- Press Audio
- Press Input Select as many times as necessary to toggle to DVD
- Press DVD – to begin operating the DVD player.
That’s at least 5 key presses, if not more to toggle. With my JP1 remote it’s a little different. I press one button, and the five steps mentioned above take place, and there’s no toggling steps. How? The JP1 lets you create macros, which let you tie a series of key presses into a single button press. But there’s more: You can also use discrete codes to avoid the toggling through multiple choices – and go directly to your choice.
Here’s an example. The remote that comes with my television gives me one way to switch between the source devices that feed it (the Tivo, HD, and DVD). I can tap the Input Select button and rotate between the inputs. Or I can go to the menu system and select one. But either method requires multiple taps.
What’s worse, when someone like your babysitter is trying to use the remote they have to decipher things, like which input source they’ve rotated to. With a macro and a discrete code there is no guessing. They press the button and all the settings change in a predictable manner, no rotating or toggling through choices. That’s the huge benefit of using a discrete code on a JP1. A discrete code is a very specific command.
If you’re looking at a certain TV you might want to investigate what discrete codes it supports – if you’re interested in a highly functional remote. Just google for the model along with “discrete code”.
My remote has a row of four buttons at the bottom for picture in a picture functions, which I don’t use. I’ve assigned a macro to each button. For example, the swap button puts the television in TiVo mode, makes the stereo monitor the TiVo, and leaves the remote in TiVo mode. Two of the other buttons handle the DVD and HD tuner. Bonus: My remote comes with dedicated TiVo buttons like thumbs up and down, Tivo Menu, and 8 second rewind.
Bottom line: A baby sitter can press one button and switch from TiVo to DVD. One button! If they press something accidently and get the stereo source out of sync with the television source they can press that one button and all is well again. No troubleshooting over the phone, just one button.
I’ve been so happy with this solution over the last few years I haven’t even looked to see what else is out there in the world of remote controls. If you’ve got something you really like please post it in the comments.

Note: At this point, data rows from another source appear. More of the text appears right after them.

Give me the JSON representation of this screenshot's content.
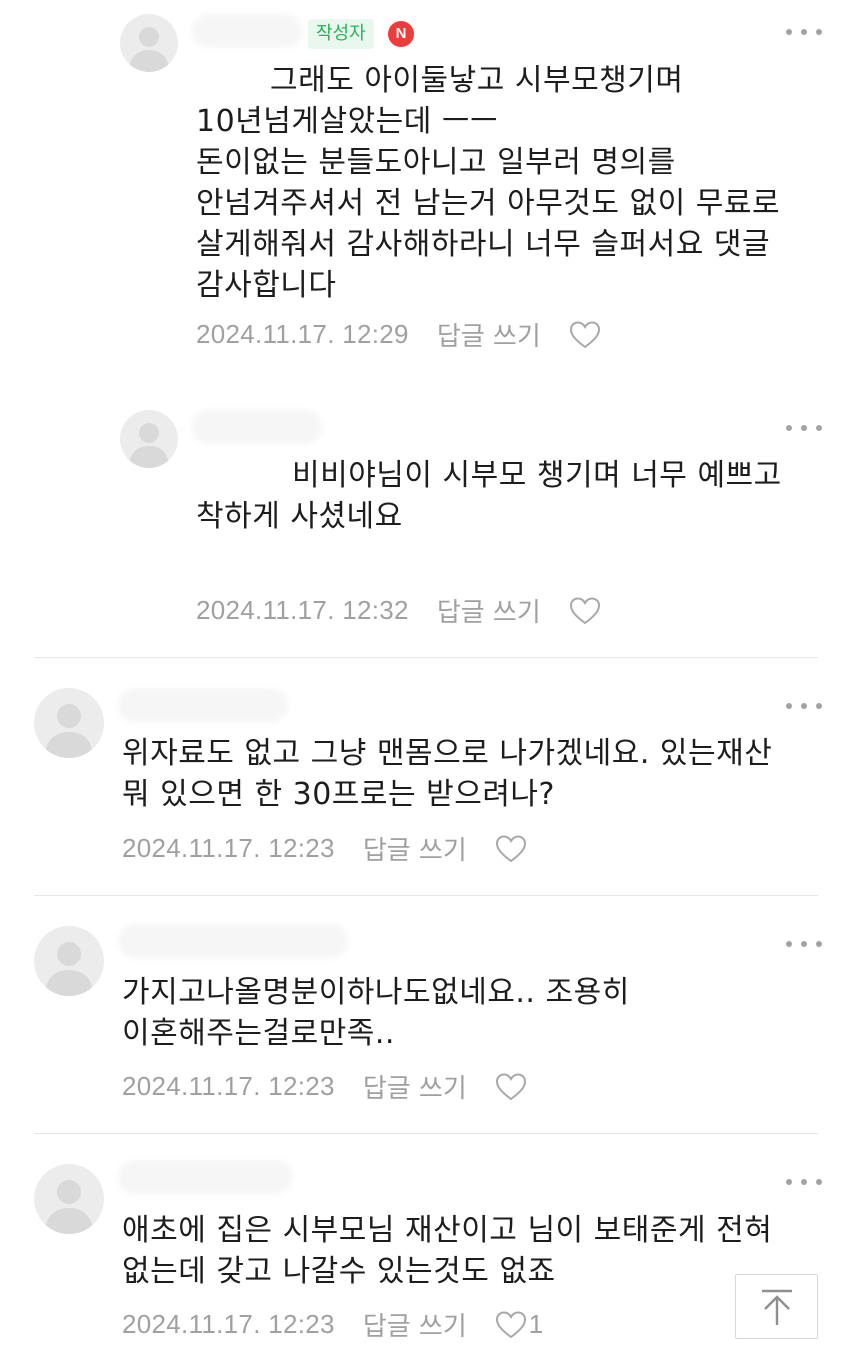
{
  "comments": [
    {
      "text": "그래도 아이둘낳고 시부모챙기며\n10년넘게살았는데 ㅡㅡ\n돈이없는 분들도아니고 일부러 명의를\n안넘겨주셔서 전 남는거 아무것도 없이 무료로\n살게해줘서 감사해하라니 너무 슬퍼서요 댓글\n감사합니다",
      "date": "2024.11.17. 12:29",
      "reply": "답글 쓰기",
      "author_badge": "작성자",
      "new_badge": "N"
    },
    {
      "text": "비비야님이 시부모 챙기며 너무 예쁘고\n착하게 사셨네요",
      "date": "2024.11.17. 12:32",
      "reply": "답글 쓰기"
    },
    {
      "text": "위자료도 없고 그냥 맨몸으로 나가겠네요. 있는재산\n뭐 있으면 한 30프로는 받으려나?",
      "date": "2024.11.17. 12:23",
      "reply": "답글 쓰기"
    },
    {
      "text": "가지고나올명분이하나도없네요.. 조용히\n이혼해주는걸로만족..",
      "date": "2024.11.17. 12:23",
      "reply": "답글 쓰기"
    },
    {
      "text": "애초에 집은 시부모님 재산이고 님이 보태준게 전혀\n없는데 갖고 나갈수 있는것도 없죠",
      "date": "2024.11.17. 12:23",
      "reply": "답글 쓰기",
      "like_count": "1"
    }
  ],
  "icons": {
    "avatar": "default-avatar-icon",
    "more": "more-options-icon",
    "like": "heart-outline-icon",
    "scroll_top": "arrow-up-to-top-icon"
  },
  "colors": {
    "author_badge_bg": "#e9f8ee",
    "author_badge_text": "#27b35a",
    "new_badge": "#ee3b3b",
    "meta_text": "#a0a0a0"
  }
}
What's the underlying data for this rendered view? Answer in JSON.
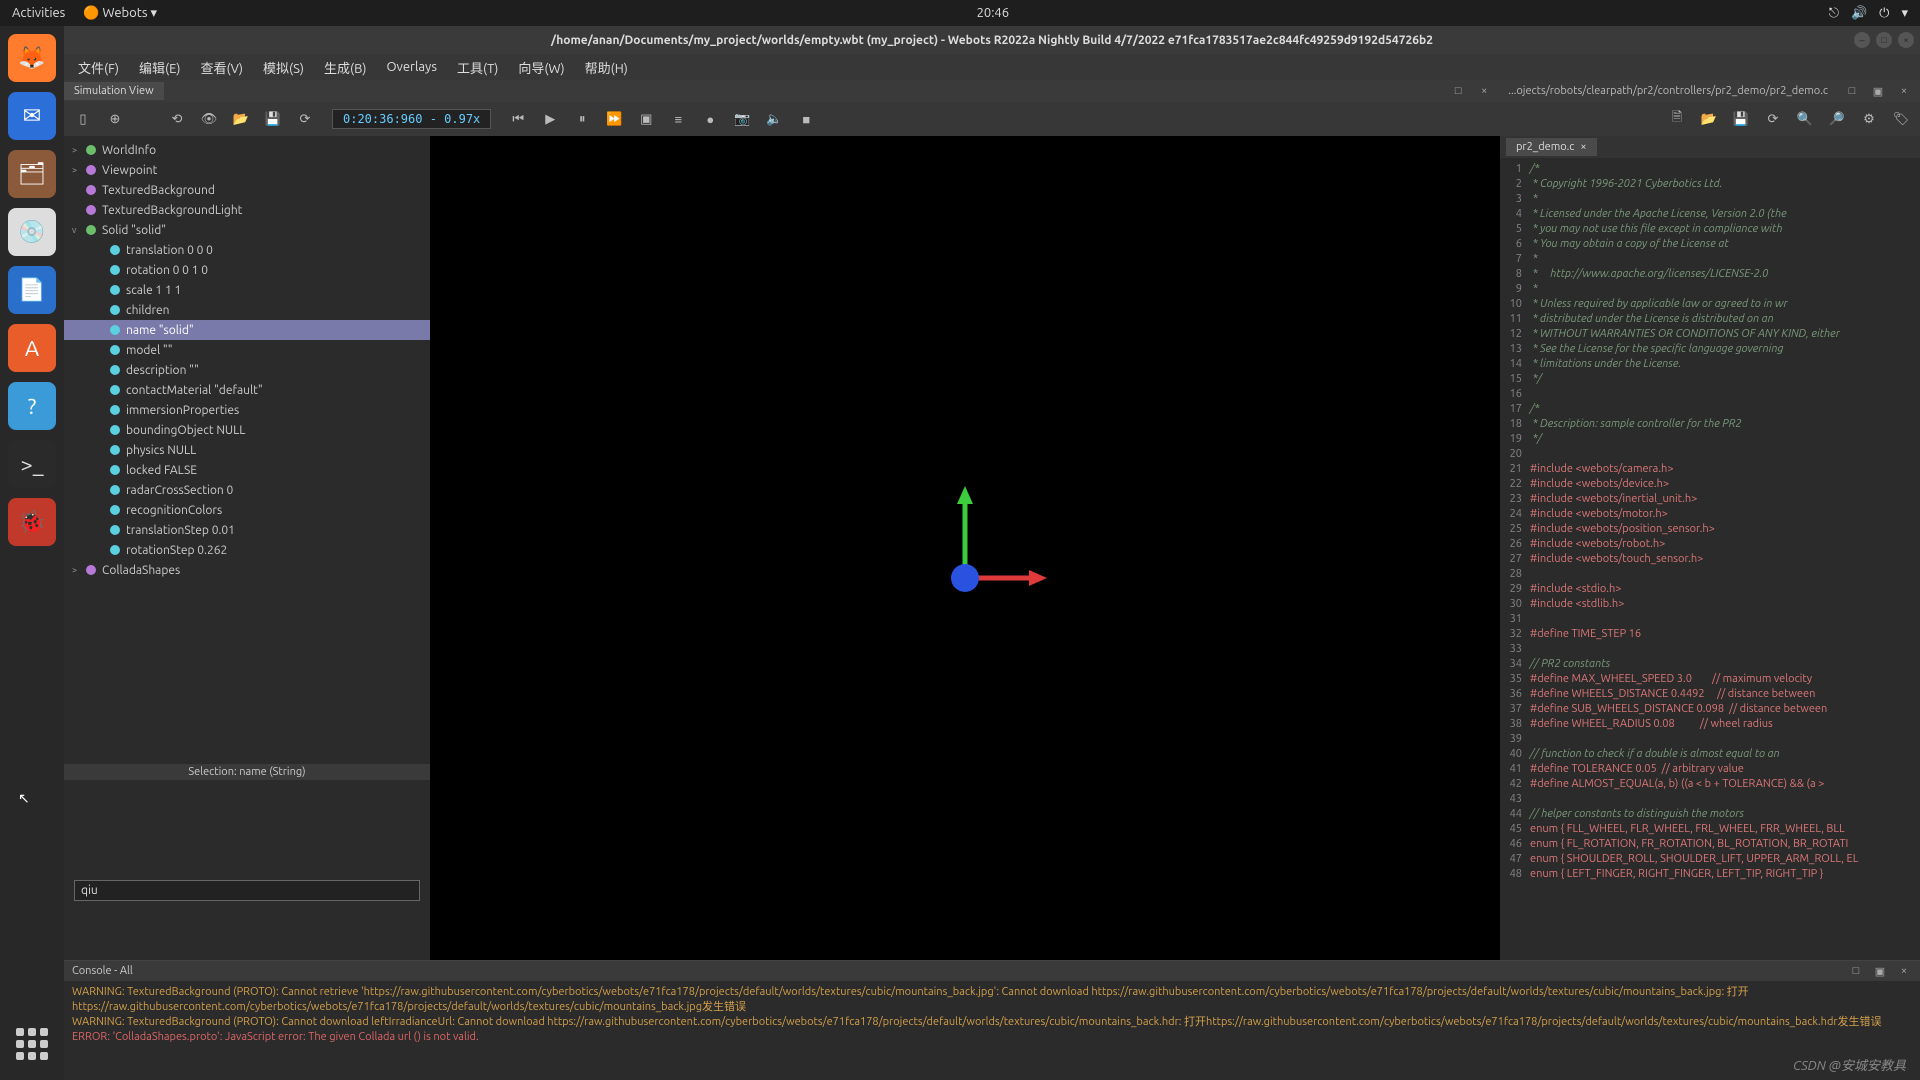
{
  "topbar": {
    "activities": "Activities",
    "app": "Webots",
    "time": "20:46"
  },
  "window_title": "/home/anan/Documents/my_project/worlds/empty.wbt (my_project) - Webots R2022a Nightly Build 4/7/2022 e71fca1783517ae2c844fc49259d9192d54726b2",
  "menus": {
    "file": "文件(F)",
    "edit": "编辑(E)",
    "view": "查看(V)",
    "sim": "模拟(S)",
    "build": "生成(B)",
    "overlays": "Overlays",
    "tools": "工具(T)",
    "wizard": "向导(W)",
    "help": "帮助(H)"
  },
  "tab_sim": "Simulation View",
  "editor_path": "...ojects/robots/clearpath/pr2/controllers/pr2_demo/pr2_demo.c",
  "time_display": "0:20:36:960   -   0.97x",
  "tree": [
    {
      "exp": ">",
      "color": "#6bbf6b",
      "label": "WorldInfo",
      "i": 0
    },
    {
      "exp": ">",
      "color": "#b878d8",
      "label": "Viewpoint",
      "i": 0,
      "cls": "link"
    },
    {
      "exp": "",
      "color": "#b878d8",
      "label": "TexturedBackground",
      "i": 0
    },
    {
      "exp": "",
      "color": "#b878d8",
      "label": "TexturedBackgroundLight",
      "i": 0
    },
    {
      "exp": "v",
      "color": "#6bbf6b",
      "label": "Solid \"solid\"",
      "i": 0
    },
    {
      "exp": "",
      "color": "#5bd0e0",
      "label": "translation 0 0 0",
      "i": 1
    },
    {
      "exp": "",
      "color": "#5bd0e0",
      "label": "rotation 0 0 1 0",
      "i": 1
    },
    {
      "exp": "",
      "color": "#5bd0e0",
      "label": "scale 1 1 1",
      "i": 1
    },
    {
      "exp": "",
      "color": "#5bd0e0",
      "label": "children",
      "i": 1
    },
    {
      "exp": "",
      "color": "#5bd0e0",
      "label": "name \"solid\"",
      "i": 1,
      "sel": true
    },
    {
      "exp": "",
      "color": "#5bd0e0",
      "label": "model \"\"",
      "i": 1
    },
    {
      "exp": "",
      "color": "#5bd0e0",
      "label": "description \"\"",
      "i": 1
    },
    {
      "exp": "",
      "color": "#5bd0e0",
      "label": "contactMaterial \"default\"",
      "i": 1
    },
    {
      "exp": "",
      "color": "#5bd0e0",
      "label": "immersionProperties",
      "i": 1
    },
    {
      "exp": "",
      "color": "#5bd0e0",
      "label": "boundingObject NULL",
      "i": 1
    },
    {
      "exp": "",
      "color": "#5bd0e0",
      "label": "physics NULL",
      "i": 1
    },
    {
      "exp": "",
      "color": "#5bd0e0",
      "label": "locked FALSE",
      "i": 1
    },
    {
      "exp": "",
      "color": "#5bd0e0",
      "label": "radarCrossSection 0",
      "i": 1
    },
    {
      "exp": "",
      "color": "#5bd0e0",
      "label": "recognitionColors",
      "i": 1
    },
    {
      "exp": "",
      "color": "#5bd0e0",
      "label": "translationStep 0.01",
      "i": 1
    },
    {
      "exp": "",
      "color": "#5bd0e0",
      "label": "rotationStep 0.262",
      "i": 1
    },
    {
      "exp": ">",
      "color": "#b878d8",
      "label": "ColladaShapes",
      "i": 0
    }
  ],
  "selection_label": "Selection: name (String)",
  "input_value": "qiu",
  "editor_tab": "pr2_demo.c",
  "code": [
    {
      "n": 1,
      "t": "/*",
      "c": "cm"
    },
    {
      "n": 2,
      "t": " * Copyright 1996-2021 Cyberbotics Ltd.",
      "c": "cm"
    },
    {
      "n": 3,
      "t": " *",
      "c": "cm"
    },
    {
      "n": 4,
      "t": " * Licensed under the Apache License, Version 2.0 (the",
      "c": "cm"
    },
    {
      "n": 5,
      "t": " * you may not use this file except in compliance with",
      "c": "cm"
    },
    {
      "n": 6,
      "t": " * You may obtain a copy of the License at",
      "c": "cm"
    },
    {
      "n": 7,
      "t": " *",
      "c": "cm"
    },
    {
      "n": 8,
      "t": " *     http://www.apache.org/licenses/LICENSE-2.0",
      "c": "cm"
    },
    {
      "n": 9,
      "t": " *",
      "c": "cm"
    },
    {
      "n": 10,
      "t": " * Unless required by applicable law or agreed to in wr",
      "c": "cm"
    },
    {
      "n": 11,
      "t": " * distributed under the License is distributed on an",
      "c": "cm"
    },
    {
      "n": 12,
      "t": " * WITHOUT WARRANTIES OR CONDITIONS OF ANY KIND, either",
      "c": "cm"
    },
    {
      "n": 13,
      "t": " * See the License for the specific language governing",
      "c": "cm"
    },
    {
      "n": 14,
      "t": " * limitations under the License.",
      "c": "cm"
    },
    {
      "n": 15,
      "t": " */",
      "c": "cm"
    },
    {
      "n": 16,
      "t": "",
      "c": ""
    },
    {
      "n": 17,
      "t": "/*",
      "c": "cm"
    },
    {
      "n": 18,
      "t": " * Description: sample controller for the PR2",
      "c": "cm"
    },
    {
      "n": 19,
      "t": " */",
      "c": "cm"
    },
    {
      "n": 20,
      "t": "",
      "c": ""
    },
    {
      "n": 21,
      "t": "#include <webots/camera.h>",
      "c": "pp"
    },
    {
      "n": 22,
      "t": "#include <webots/device.h>",
      "c": "pp"
    },
    {
      "n": 23,
      "t": "#include <webots/inertial_unit.h>",
      "c": "pp"
    },
    {
      "n": 24,
      "t": "#include <webots/motor.h>",
      "c": "pp"
    },
    {
      "n": 25,
      "t": "#include <webots/position_sensor.h>",
      "c": "pp"
    },
    {
      "n": 26,
      "t": "#include <webots/robot.h>",
      "c": "pp"
    },
    {
      "n": 27,
      "t": "#include <webots/touch_sensor.h>",
      "c": "pp"
    },
    {
      "n": 28,
      "t": "",
      "c": ""
    },
    {
      "n": 29,
      "t": "#include <stdio.h>",
      "c": "pp"
    },
    {
      "n": 30,
      "t": "#include <stdlib.h>",
      "c": "pp"
    },
    {
      "n": 31,
      "t": "",
      "c": ""
    },
    {
      "n": 32,
      "t": "#define TIME_STEP 16",
      "c": "pp"
    },
    {
      "n": 33,
      "t": "",
      "c": ""
    },
    {
      "n": 34,
      "t": "// PR2 constants",
      "c": "cm"
    },
    {
      "n": 35,
      "t": "#define MAX_WHEEL_SPEED 3.0        // maximum velocity",
      "c": "pp"
    },
    {
      "n": 36,
      "t": "#define WHEELS_DISTANCE 0.4492     // distance between",
      "c": "pp"
    },
    {
      "n": 37,
      "t": "#define SUB_WHEELS_DISTANCE 0.098  // distance between",
      "c": "pp"
    },
    {
      "n": 38,
      "t": "#define WHEEL_RADIUS 0.08          // wheel radius",
      "c": "pp"
    },
    {
      "n": 39,
      "t": "",
      "c": ""
    },
    {
      "n": 40,
      "t": "// function to check if a double is almost equal to an",
      "c": "cm"
    },
    {
      "n": 41,
      "t": "#define TOLERANCE 0.05  // arbitrary value",
      "c": "pp"
    },
    {
      "n": 42,
      "t": "#define ALMOST_EQUAL(a, b) ((a < b + TOLERANCE) && (a >",
      "c": "pp"
    },
    {
      "n": 43,
      "t": "",
      "c": ""
    },
    {
      "n": 44,
      "t": "// helper constants to distinguish the motors",
      "c": "cm"
    },
    {
      "n": 45,
      "t": "enum { FLL_WHEEL, FLR_WHEEL, FRL_WHEEL, FRR_WHEEL, BLL",
      "c": "kw"
    },
    {
      "n": 46,
      "t": "enum { FL_ROTATION, FR_ROTATION, BL_ROTATION, BR_ROTATI",
      "c": "kw"
    },
    {
      "n": 47,
      "t": "enum { SHOULDER_ROLL, SHOULDER_LIFT, UPPER_ARM_ROLL, EL",
      "c": "kw"
    },
    {
      "n": 48,
      "t": "enum { LEFT_FINGER, RIGHT_FINGER, LEFT_TIP, RIGHT_TIP }",
      "c": "kw"
    }
  ],
  "console_title": "Console - All",
  "console": [
    {
      "c": "warn",
      "t": "WARNING: TexturedBackground (PROTO): Cannot retrieve 'https://raw.githubusercontent.com/cyberbotics/webots/e71fca178/projects/default/worlds/textures/cubic/mountains_back.jpg': Cannot download https://raw.githubusercontent.com/cyberbotics/webots/e71fca178/projects/default/worlds/textures/cubic/mountains_back.jpg: 打开https://raw.githubusercontent.com/cyberbotics/webots/e71fca178/projects/default/worlds/textures/cubic/mountains_back.jpg发生错误"
    },
    {
      "c": "warn",
      "t": "WARNING: TexturedBackground (PROTO): Cannot download leftIrradianceUrl: Cannot download https://raw.githubusercontent.com/cyberbotics/webots/e71fca178/projects/default/worlds/textures/cubic/mountains_back.hdr: 打开https://raw.githubusercontent.com/cyberbotics/webots/e71fca178/projects/default/worlds/textures/cubic/mountains_back.hdr发生错误"
    },
    {
      "c": "err",
      "t": "ERROR: 'ColladaShapes.proto': JavaScript error: The given Collada url () is not valid."
    }
  ],
  "watermark": "CSDN @安城安教具"
}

I won’t be able to help you with programming your remote, but I’ll reply if you have any questions on the big picture. The software for programming your remote is a little messy, so you might need to spend a little time on your research. I haven’t tried to use a Mac either.` For one thing – the cables I found were all parallel. Start at Wikipedia, they have some relvant links.
This is the remote I have. Here’s some information on other remotes. You’ll probably end up doing some serious Googling before you’re done. That said, when I sat down to set up my remote I was done in less than an hour, including my three macros.
There are plenty of other remotes out there, and they can be programmed. But this is a highly functional remote at a bargain basement price. The surcharge is your time.
And remember, if an optimized remote is your goal you might want to look into discrete codes before you buy a television.
This might be the BEST documentation I’ve seen on JP1 remotes.
More links: Downloading the software – JP1 Beginners Forum